Exercise details » Check every line of the data below for "true". Copy each one that has it.

Supplied information »
• • • •

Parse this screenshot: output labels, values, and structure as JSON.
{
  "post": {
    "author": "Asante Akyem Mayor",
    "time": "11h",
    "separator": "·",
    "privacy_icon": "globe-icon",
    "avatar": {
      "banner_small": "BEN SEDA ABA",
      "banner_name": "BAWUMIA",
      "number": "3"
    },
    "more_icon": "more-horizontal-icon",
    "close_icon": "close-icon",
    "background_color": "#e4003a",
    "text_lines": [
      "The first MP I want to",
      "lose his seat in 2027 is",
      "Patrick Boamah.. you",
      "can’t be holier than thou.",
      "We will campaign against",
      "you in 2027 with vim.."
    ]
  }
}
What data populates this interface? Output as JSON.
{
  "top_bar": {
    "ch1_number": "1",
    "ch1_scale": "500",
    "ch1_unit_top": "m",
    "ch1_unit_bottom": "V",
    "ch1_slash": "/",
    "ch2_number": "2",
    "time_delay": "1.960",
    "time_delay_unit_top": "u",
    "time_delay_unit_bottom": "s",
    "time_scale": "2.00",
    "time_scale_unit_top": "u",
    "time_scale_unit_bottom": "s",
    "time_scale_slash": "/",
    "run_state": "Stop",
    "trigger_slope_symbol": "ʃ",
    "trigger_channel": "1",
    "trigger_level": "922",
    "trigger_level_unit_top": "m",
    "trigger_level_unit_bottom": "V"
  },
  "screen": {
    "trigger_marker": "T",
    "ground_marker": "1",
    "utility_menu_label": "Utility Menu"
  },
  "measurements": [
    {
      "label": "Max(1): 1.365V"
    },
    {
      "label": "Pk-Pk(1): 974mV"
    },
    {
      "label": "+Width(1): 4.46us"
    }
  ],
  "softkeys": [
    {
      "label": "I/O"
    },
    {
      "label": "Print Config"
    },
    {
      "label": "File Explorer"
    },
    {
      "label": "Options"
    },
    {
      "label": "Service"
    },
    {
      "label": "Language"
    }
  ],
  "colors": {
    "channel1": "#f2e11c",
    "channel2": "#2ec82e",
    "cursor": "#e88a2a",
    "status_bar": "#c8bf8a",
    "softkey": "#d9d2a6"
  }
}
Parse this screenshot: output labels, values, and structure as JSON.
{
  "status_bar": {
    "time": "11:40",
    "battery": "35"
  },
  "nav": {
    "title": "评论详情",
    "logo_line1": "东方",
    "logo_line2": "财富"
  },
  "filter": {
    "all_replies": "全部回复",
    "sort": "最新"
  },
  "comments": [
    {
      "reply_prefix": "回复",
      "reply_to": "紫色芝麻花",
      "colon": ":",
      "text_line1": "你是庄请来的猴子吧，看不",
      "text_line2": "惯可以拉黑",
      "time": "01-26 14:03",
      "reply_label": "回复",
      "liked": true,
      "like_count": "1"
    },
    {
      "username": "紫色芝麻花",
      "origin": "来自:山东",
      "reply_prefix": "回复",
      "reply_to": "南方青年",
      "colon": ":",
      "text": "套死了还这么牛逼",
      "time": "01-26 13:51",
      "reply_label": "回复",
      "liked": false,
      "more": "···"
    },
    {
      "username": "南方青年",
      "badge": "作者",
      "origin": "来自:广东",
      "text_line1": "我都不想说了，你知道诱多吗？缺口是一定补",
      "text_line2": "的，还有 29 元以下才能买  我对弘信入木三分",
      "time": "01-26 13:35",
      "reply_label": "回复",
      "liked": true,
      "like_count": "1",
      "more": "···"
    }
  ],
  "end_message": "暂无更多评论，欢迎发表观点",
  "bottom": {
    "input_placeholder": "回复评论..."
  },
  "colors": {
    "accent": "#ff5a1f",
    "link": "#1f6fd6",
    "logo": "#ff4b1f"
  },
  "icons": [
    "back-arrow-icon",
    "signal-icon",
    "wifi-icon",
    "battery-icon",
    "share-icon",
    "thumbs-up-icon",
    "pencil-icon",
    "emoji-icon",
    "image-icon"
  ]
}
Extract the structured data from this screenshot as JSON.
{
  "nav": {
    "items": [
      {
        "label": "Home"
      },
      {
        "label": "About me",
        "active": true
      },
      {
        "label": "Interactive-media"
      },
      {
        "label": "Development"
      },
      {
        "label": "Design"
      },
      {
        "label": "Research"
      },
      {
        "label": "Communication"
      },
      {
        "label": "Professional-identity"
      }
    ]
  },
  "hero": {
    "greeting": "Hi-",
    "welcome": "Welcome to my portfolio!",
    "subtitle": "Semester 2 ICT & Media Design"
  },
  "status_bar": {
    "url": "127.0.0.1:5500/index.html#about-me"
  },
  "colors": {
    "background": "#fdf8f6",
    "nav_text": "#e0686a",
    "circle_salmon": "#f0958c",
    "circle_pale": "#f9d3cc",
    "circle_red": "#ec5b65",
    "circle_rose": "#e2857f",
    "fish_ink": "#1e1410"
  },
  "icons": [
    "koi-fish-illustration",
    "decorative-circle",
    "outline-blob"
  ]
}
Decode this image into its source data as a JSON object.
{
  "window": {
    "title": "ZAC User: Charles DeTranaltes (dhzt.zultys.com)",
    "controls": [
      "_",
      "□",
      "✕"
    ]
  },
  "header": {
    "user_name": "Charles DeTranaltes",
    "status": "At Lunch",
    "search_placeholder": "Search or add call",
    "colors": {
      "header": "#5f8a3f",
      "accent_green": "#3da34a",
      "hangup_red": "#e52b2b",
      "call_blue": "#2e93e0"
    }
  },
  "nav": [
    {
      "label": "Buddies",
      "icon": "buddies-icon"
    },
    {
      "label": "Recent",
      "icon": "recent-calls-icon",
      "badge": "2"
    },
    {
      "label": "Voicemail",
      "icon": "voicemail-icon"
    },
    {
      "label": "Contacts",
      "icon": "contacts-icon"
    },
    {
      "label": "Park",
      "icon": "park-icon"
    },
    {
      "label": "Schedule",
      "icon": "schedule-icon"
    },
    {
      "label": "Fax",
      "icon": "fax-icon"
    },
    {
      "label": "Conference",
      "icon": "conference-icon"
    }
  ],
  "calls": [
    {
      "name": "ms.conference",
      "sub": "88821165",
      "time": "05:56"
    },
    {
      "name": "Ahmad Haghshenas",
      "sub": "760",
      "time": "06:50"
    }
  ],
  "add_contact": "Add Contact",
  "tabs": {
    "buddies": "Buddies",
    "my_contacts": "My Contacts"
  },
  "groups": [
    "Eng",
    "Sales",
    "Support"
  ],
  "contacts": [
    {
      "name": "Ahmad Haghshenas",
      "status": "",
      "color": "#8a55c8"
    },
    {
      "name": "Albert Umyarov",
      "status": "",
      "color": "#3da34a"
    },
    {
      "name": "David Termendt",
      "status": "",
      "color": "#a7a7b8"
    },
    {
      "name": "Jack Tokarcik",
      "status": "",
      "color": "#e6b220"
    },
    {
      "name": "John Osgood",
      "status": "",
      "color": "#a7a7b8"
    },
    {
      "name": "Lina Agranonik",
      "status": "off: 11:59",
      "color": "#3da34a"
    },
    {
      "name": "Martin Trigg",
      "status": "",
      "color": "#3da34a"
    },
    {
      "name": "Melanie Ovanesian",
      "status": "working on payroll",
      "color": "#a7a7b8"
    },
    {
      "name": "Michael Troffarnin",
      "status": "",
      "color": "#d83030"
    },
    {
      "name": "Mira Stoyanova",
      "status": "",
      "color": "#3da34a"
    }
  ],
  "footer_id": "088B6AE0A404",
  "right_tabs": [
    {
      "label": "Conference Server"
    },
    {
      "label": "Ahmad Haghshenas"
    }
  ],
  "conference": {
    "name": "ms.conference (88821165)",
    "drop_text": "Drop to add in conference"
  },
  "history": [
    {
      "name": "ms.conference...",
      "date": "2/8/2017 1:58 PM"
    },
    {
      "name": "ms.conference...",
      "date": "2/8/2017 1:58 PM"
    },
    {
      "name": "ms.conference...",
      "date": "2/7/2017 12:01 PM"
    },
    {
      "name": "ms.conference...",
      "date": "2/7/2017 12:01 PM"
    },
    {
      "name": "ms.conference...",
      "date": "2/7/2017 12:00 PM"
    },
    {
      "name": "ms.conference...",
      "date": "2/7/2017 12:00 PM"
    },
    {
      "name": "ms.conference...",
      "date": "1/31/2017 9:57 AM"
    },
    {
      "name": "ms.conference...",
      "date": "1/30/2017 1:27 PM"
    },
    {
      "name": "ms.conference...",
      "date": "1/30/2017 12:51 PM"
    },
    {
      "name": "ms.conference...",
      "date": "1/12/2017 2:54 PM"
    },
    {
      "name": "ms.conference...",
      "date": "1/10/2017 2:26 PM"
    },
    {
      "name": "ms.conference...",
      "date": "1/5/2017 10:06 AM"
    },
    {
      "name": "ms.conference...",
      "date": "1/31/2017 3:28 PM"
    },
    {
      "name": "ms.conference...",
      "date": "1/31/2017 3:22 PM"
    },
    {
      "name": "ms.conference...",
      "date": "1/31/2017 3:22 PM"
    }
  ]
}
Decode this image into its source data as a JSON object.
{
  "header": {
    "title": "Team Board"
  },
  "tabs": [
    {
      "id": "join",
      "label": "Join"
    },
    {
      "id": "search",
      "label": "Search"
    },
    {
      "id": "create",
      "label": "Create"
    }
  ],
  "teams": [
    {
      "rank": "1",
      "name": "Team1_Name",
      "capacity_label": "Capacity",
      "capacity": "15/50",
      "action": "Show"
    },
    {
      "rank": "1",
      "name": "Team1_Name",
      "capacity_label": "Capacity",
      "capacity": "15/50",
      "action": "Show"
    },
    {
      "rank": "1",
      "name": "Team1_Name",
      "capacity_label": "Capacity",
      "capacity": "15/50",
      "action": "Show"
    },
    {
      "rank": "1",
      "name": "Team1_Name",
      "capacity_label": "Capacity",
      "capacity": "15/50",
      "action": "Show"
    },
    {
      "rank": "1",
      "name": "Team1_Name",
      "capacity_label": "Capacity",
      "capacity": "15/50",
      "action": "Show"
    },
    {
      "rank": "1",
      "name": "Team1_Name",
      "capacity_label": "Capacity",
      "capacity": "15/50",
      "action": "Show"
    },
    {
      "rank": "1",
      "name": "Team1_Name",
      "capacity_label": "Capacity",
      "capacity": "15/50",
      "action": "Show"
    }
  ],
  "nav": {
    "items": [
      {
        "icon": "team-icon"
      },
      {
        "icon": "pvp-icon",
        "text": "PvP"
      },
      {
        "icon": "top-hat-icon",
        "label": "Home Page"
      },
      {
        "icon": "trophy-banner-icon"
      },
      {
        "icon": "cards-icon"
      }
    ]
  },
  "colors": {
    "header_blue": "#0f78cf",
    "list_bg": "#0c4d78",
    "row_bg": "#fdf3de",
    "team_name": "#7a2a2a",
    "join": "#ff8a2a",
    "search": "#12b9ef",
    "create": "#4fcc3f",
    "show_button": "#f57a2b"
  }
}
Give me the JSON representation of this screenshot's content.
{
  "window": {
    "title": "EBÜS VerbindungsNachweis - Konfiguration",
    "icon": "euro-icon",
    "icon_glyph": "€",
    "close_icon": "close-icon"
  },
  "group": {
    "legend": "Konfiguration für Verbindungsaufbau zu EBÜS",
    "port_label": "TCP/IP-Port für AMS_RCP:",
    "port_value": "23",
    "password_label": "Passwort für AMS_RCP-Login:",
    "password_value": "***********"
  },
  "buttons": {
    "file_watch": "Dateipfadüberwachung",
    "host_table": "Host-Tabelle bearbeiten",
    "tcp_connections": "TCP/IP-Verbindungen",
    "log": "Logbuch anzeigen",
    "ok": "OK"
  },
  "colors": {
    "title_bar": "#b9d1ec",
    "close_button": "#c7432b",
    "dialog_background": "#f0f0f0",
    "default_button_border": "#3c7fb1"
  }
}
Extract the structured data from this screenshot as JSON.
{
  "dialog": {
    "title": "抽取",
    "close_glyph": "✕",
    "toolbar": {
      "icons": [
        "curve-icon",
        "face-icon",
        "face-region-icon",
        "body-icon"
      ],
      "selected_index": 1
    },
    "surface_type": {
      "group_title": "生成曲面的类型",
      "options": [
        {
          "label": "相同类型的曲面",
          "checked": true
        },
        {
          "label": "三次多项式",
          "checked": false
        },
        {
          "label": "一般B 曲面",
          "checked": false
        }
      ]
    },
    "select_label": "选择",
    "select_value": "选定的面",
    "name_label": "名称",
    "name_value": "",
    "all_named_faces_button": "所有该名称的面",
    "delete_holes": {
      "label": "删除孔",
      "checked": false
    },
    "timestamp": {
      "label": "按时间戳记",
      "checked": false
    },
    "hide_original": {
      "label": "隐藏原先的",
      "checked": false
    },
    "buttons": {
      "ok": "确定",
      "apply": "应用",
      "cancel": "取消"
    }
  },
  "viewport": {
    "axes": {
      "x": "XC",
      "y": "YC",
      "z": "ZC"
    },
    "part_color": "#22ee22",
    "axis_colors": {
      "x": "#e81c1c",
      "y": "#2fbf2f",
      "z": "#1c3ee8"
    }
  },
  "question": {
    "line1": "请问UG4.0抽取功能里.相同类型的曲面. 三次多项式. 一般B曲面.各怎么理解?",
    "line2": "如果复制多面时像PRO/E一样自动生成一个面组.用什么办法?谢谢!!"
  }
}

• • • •

The answer »
      "liked": true,
      "liked": true,
        "active": true
          "checked": true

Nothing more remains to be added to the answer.